* Your goal *
Check every line below for the word "java" and show those that hold it.

━━━━━━━━━━━━━━━━

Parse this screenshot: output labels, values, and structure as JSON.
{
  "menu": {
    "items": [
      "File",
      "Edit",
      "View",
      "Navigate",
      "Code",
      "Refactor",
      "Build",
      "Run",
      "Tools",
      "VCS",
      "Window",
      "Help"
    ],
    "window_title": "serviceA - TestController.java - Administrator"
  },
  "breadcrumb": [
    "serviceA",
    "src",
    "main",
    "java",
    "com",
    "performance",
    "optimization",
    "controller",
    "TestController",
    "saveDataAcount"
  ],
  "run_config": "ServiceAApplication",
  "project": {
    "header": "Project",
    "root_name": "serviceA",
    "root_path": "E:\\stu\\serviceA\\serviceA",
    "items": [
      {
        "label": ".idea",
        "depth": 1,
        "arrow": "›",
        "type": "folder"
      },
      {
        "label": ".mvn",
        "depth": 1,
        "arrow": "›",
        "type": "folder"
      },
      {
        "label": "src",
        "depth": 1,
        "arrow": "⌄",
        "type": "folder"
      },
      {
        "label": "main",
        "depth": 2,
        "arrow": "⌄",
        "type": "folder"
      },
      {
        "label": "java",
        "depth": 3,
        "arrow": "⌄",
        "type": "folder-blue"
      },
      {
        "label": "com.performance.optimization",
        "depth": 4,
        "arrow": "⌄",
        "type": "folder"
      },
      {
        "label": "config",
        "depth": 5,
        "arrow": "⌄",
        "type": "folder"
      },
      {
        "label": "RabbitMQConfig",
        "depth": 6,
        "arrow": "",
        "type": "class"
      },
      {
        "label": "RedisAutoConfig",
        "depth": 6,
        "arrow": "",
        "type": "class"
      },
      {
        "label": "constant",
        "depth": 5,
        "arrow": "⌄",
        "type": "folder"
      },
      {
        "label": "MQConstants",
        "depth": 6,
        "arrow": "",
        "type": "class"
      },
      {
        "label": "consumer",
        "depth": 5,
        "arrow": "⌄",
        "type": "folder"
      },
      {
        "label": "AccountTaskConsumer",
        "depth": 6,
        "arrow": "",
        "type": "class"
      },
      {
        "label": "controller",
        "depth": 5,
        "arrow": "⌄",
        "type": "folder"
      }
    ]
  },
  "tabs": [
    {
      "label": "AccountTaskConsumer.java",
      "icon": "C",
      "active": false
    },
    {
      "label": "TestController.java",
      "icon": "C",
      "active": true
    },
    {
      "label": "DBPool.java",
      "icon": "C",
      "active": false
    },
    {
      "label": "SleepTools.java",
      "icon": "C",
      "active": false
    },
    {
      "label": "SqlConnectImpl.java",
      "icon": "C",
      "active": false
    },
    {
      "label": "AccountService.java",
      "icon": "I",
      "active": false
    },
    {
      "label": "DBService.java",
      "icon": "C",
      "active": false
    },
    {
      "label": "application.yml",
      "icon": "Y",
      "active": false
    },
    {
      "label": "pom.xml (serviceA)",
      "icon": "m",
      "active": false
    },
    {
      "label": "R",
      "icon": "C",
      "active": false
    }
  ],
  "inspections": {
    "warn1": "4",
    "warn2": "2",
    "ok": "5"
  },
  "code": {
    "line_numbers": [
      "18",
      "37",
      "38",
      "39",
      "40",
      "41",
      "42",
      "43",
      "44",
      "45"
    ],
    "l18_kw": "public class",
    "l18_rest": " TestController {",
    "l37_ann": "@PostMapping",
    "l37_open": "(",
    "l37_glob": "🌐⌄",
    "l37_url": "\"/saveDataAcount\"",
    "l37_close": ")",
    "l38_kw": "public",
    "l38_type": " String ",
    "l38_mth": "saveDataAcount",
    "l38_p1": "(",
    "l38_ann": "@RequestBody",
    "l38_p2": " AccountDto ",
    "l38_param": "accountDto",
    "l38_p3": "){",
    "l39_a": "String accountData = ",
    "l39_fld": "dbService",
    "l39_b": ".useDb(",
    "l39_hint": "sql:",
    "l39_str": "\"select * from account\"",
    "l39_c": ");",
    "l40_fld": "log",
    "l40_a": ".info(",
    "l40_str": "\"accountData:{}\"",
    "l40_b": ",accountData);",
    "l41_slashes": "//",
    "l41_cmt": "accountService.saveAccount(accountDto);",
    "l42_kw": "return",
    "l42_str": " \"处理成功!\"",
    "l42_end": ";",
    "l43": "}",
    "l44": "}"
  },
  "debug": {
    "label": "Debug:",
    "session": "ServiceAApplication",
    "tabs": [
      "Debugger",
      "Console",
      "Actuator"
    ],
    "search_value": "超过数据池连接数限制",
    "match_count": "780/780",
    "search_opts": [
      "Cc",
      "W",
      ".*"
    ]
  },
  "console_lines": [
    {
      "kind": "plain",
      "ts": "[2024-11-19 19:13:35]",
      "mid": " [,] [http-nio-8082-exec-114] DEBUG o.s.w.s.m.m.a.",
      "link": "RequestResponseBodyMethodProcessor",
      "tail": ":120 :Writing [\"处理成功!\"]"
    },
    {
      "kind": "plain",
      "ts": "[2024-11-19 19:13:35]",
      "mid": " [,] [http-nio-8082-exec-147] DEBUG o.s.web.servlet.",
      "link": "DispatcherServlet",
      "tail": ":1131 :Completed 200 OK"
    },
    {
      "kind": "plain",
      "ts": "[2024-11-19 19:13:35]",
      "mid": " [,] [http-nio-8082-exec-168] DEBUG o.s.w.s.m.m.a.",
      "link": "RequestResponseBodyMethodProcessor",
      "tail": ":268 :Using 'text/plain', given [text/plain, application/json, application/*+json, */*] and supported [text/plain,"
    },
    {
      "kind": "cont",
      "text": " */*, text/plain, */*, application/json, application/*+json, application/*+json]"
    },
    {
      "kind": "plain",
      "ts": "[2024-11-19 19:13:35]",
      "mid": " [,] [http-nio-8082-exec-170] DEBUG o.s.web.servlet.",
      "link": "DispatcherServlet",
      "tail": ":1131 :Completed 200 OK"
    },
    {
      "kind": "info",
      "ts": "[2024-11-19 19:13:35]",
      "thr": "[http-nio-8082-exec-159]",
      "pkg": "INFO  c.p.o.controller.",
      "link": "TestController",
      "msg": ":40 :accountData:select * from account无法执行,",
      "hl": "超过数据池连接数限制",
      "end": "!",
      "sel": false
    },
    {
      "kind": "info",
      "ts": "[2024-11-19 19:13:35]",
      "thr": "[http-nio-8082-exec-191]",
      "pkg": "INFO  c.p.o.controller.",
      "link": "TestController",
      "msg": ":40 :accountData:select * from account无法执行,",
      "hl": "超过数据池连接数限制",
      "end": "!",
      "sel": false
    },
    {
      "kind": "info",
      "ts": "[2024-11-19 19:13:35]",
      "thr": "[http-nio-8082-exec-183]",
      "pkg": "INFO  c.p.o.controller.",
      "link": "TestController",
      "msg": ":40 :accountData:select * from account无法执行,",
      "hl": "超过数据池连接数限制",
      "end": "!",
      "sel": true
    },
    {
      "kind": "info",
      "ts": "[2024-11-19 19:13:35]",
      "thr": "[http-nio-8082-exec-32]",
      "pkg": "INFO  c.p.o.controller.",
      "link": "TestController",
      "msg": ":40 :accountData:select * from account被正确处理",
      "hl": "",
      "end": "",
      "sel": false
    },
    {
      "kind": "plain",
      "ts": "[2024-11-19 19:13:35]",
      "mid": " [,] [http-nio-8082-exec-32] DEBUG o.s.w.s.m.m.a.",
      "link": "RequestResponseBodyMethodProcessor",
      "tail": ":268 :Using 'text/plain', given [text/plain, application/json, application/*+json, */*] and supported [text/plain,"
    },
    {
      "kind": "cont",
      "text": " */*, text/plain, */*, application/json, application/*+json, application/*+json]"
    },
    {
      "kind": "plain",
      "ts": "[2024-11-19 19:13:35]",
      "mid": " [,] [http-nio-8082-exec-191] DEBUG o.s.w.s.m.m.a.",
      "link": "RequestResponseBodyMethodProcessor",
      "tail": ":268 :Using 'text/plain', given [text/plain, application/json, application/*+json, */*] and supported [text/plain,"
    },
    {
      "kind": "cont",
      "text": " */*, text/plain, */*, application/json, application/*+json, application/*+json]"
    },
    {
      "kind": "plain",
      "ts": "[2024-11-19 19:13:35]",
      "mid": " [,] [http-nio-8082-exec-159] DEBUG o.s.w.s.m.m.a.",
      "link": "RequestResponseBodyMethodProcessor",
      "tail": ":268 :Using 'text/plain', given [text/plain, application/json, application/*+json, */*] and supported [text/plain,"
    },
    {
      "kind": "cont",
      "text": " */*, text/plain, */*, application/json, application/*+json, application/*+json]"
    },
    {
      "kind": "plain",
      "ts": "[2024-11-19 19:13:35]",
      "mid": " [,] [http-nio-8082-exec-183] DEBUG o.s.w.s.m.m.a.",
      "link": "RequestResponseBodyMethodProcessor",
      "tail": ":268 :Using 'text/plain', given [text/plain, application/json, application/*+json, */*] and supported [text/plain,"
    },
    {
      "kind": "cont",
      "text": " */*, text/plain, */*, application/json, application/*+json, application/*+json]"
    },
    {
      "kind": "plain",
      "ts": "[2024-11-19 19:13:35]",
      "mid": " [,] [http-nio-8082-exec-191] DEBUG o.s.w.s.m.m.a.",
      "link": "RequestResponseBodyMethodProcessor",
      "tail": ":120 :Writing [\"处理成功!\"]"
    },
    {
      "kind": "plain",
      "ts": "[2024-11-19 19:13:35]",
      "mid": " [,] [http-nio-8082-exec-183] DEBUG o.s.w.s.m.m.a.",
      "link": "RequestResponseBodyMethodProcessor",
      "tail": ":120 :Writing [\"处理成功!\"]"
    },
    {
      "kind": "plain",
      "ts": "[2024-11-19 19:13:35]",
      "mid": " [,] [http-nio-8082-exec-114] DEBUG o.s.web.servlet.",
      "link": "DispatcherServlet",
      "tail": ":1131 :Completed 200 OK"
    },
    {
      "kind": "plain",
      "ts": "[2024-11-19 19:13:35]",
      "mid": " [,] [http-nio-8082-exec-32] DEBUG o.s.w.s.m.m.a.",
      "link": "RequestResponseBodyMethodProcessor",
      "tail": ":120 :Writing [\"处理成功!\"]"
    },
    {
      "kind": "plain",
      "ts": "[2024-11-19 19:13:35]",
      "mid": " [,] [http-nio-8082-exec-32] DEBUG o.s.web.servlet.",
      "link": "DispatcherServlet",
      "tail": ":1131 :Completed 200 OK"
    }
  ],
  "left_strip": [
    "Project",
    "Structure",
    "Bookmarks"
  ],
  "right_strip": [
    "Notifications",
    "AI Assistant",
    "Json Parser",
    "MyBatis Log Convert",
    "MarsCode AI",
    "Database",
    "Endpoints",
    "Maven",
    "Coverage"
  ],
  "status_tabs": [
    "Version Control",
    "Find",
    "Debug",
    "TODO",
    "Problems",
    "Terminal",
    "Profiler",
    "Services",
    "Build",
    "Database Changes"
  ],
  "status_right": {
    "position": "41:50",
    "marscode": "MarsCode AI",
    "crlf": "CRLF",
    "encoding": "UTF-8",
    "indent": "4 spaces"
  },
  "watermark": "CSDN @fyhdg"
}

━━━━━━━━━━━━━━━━

* Task output *
    "window_title": "serviceA - TestController.java - Administrator"
    "java",
        "label": "java",
      "label": "AccountTaskConsumer.java",
      "label": "TestController.java",
      "label": "DBPool.java",
      "label": "SleepTools.java",
      "label": "SqlConnectImpl.java",
      "label": "AccountService.java",
      "label": "DBService.java",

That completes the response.